[Website and app data records]

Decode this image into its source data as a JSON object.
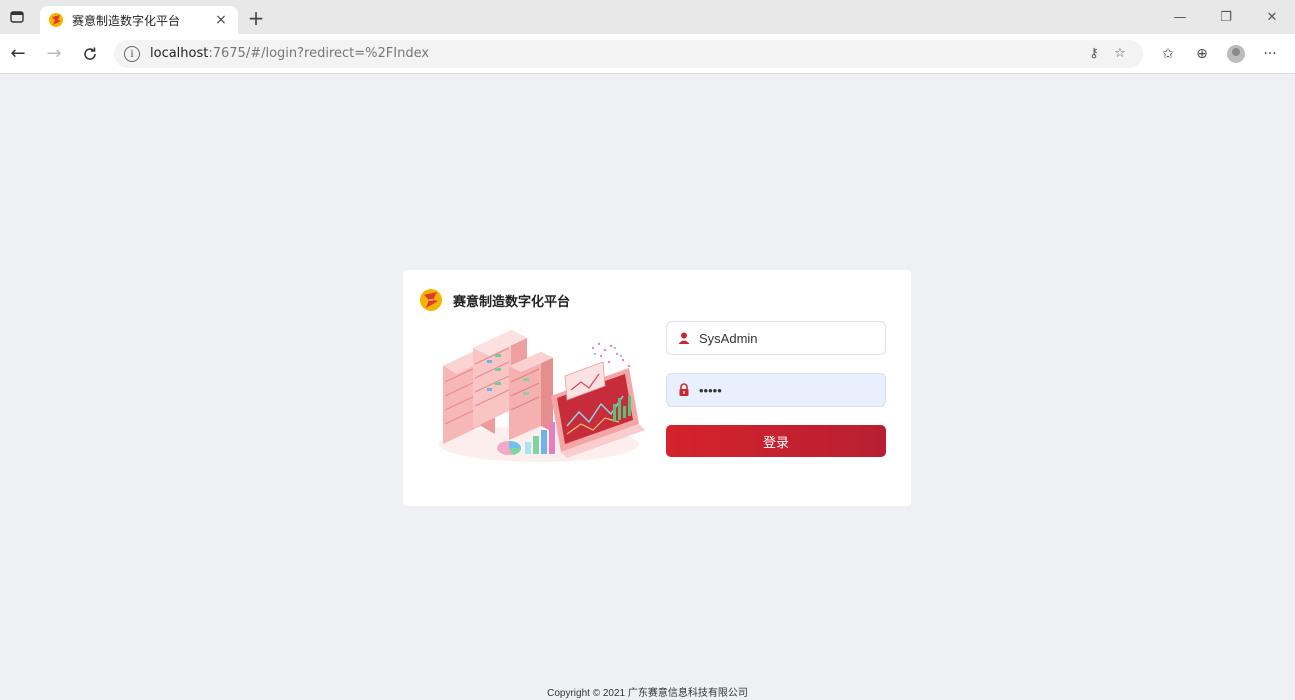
{
  "browser": {
    "tab_title": "赛意制造数字化平台",
    "tab_close": "×",
    "new_tab": "+",
    "url_host": "localhost",
    "url_rest": ":7675/#/login?redirect=%2FIndex"
  },
  "brand": {
    "name": "赛意制造数字化平台",
    "colors": {
      "accent": "#d4232c",
      "logo_yellow": "#f5b400",
      "logo_red": "#e03a2c"
    }
  },
  "login": {
    "username": "SysAdmin",
    "password_masked": "•••••",
    "submit_label": "登录"
  },
  "footer": {
    "copyright": "Copyright © 2021 广东赛意信息科技有限公司"
  }
}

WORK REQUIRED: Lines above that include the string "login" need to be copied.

SOLVED EXERCISE:
    "url_rest": ":7675/#/login?redirect=%2FIndex"
  "login": {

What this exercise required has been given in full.